The Highway Code says that you should only use your fog lamps when the visibility drops below 100m. If you’re not sure when that is, a good rule of thumb is to work out whether you can see the tail lights of the car in front of you. If you can’t, you (and they) should be using rear fog lamps. However, if you can, you probably don’t need them.
Snow does not mean you need to use your main beam headlamps any more or less often than you would normally. You shouldn’t leave them on when you are driving towards or behind other traffic, as it will dazzle those drivers.
If you’re in any doubt about which lights to use, put yourself in the position of other drivers around you. Ask yourself what your car looks like to them, whether they can see you, and whether they might be blinded by any of your lights.
Keep your distance
Cast your mind back to your driving test, and you’ll remember that stopping distances increase in icy conditions. But can you remember by how much?
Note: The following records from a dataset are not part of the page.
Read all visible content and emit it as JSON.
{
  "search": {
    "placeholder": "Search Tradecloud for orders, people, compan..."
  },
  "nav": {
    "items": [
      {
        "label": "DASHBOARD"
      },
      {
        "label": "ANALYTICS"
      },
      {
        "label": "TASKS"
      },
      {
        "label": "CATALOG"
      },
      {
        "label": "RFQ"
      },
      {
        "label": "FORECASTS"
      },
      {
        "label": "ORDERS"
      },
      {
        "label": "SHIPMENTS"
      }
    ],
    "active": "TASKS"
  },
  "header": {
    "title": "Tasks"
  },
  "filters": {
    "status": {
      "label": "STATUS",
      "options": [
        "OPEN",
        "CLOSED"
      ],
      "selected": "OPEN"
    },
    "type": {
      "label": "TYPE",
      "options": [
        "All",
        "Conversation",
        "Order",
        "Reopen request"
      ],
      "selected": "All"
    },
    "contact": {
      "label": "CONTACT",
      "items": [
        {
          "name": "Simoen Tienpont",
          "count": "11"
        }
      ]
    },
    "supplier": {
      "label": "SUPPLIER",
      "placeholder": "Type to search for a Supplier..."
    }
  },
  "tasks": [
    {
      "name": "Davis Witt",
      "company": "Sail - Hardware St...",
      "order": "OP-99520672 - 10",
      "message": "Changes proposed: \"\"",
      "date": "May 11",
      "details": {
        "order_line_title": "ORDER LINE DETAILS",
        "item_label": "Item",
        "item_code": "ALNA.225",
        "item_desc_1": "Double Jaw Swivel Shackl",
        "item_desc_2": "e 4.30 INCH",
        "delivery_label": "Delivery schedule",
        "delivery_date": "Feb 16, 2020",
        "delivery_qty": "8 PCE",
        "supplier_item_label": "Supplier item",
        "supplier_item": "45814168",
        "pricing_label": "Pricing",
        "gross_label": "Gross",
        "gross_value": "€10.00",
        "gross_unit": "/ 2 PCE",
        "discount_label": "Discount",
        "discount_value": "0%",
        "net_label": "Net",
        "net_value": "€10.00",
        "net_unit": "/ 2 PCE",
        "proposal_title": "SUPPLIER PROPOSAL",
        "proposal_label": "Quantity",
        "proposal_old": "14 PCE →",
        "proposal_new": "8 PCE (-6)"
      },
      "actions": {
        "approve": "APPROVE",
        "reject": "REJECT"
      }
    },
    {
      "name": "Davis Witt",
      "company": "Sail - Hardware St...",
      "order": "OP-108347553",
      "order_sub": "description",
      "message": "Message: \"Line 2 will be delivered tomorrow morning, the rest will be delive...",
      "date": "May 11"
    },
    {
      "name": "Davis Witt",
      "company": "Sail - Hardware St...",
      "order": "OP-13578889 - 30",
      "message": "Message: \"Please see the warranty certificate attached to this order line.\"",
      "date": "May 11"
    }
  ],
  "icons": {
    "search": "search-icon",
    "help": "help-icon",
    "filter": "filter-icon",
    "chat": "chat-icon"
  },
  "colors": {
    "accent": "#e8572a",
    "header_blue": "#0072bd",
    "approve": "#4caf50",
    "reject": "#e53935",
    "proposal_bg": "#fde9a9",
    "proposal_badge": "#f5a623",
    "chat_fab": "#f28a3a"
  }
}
In actual fact, it can take as much as ten times as long to stop on an icy road as it does on a dry one. If you can, you should increase the distance between you and the car you’re following by about that much.